The alarm was sequel to recent developments involving a Ghanaian journalist Ahmed Hussein-Suale and Turkish journalist, Pelin Ünker.
The global watchdog expressed ‘deep shock’, in a newsletters issued on 18 January, 2019, at the Transparency International Secretariat, on the heinous murder of Ghanaian undercover journalist Ahmed Hussein-Suale.
Hussein-Suale was shot and killed this week after a politician called for retribution against him.
He worked on an undercover investigation with the BBC about corruption in the country’s football leagues.
Transparency had mentioned the incident in one of its newsletters last June, shortly before the FIFA World Cup.
Hussein-Suale was a member of Tiger Eye Private Investigations and worked alongside prominent Ghanaian journalist Anas Aremeyaw Anas.
They exposed bribe-taking and caused the resignation of a high-level FIFA referee who was due to work at last summer’s World Cup.
This also led to the Ghanaian national football association being dissolved.

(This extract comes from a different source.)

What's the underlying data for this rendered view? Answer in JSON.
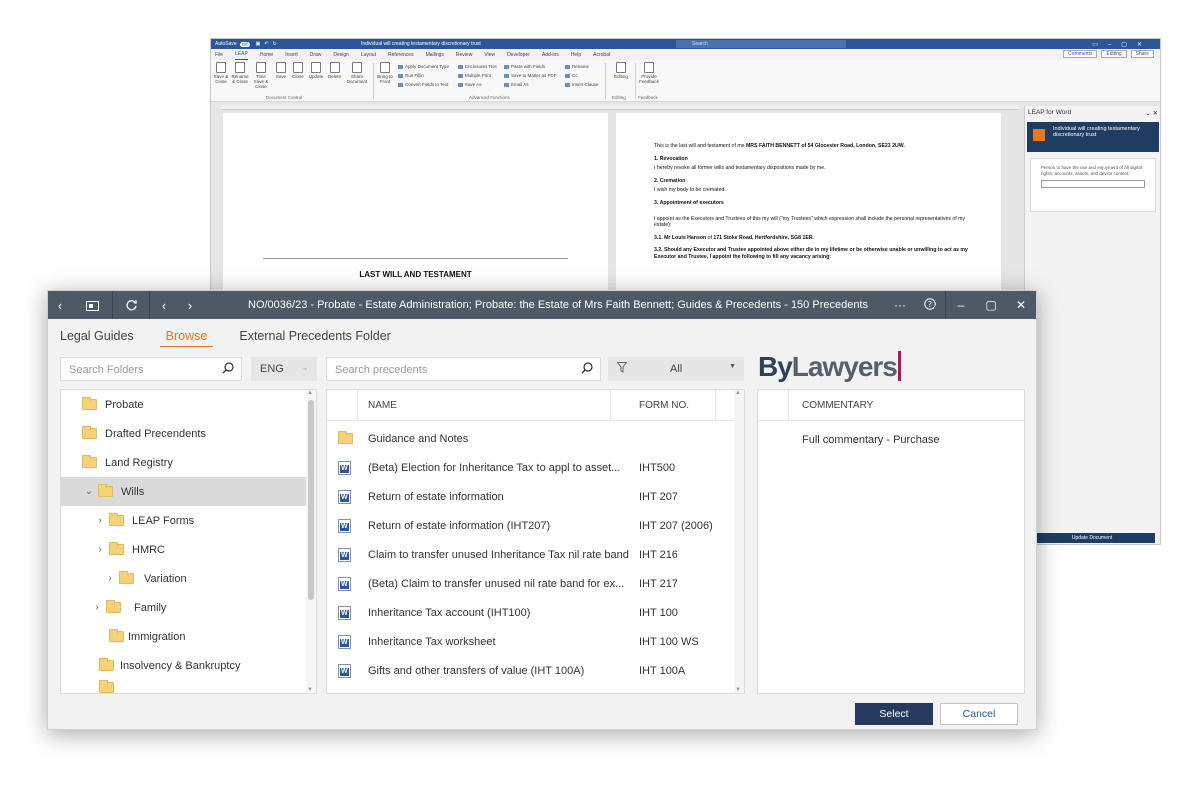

Meanwhile, in Turkey, journalist Pelin Ünker, a member of the International Consortium of Investigative Journalists (ICIJ), was found guilty of “defamation and insult” and sentenced to 13 months jail for her work on the Paradise Papers investigation into offshore tax havens.
According to Transparency International, Turkey has the world’s worst record for jailing journalists, with 68 in prison at the end of 2018.
According to the Committee to Protect Journalists, all the jailed reporters are facing charges of crimes against the state.
Transparency noted that “journalists play a vital role in exposing the corrupt and their methods, and too often they face threats, violence, arrest, and death as a result.
“Since 1992, at least 281 journalists have been killed and since 2017 at least 190 journalists have been incarcerated worldwide for reporting on corruption.”
It further stressed that only when wrongdoing is uncovered can the corrupt be held to account.
“Those who expose corruption must be protected, not intimidated, incarcerated or murdered,” it concluded.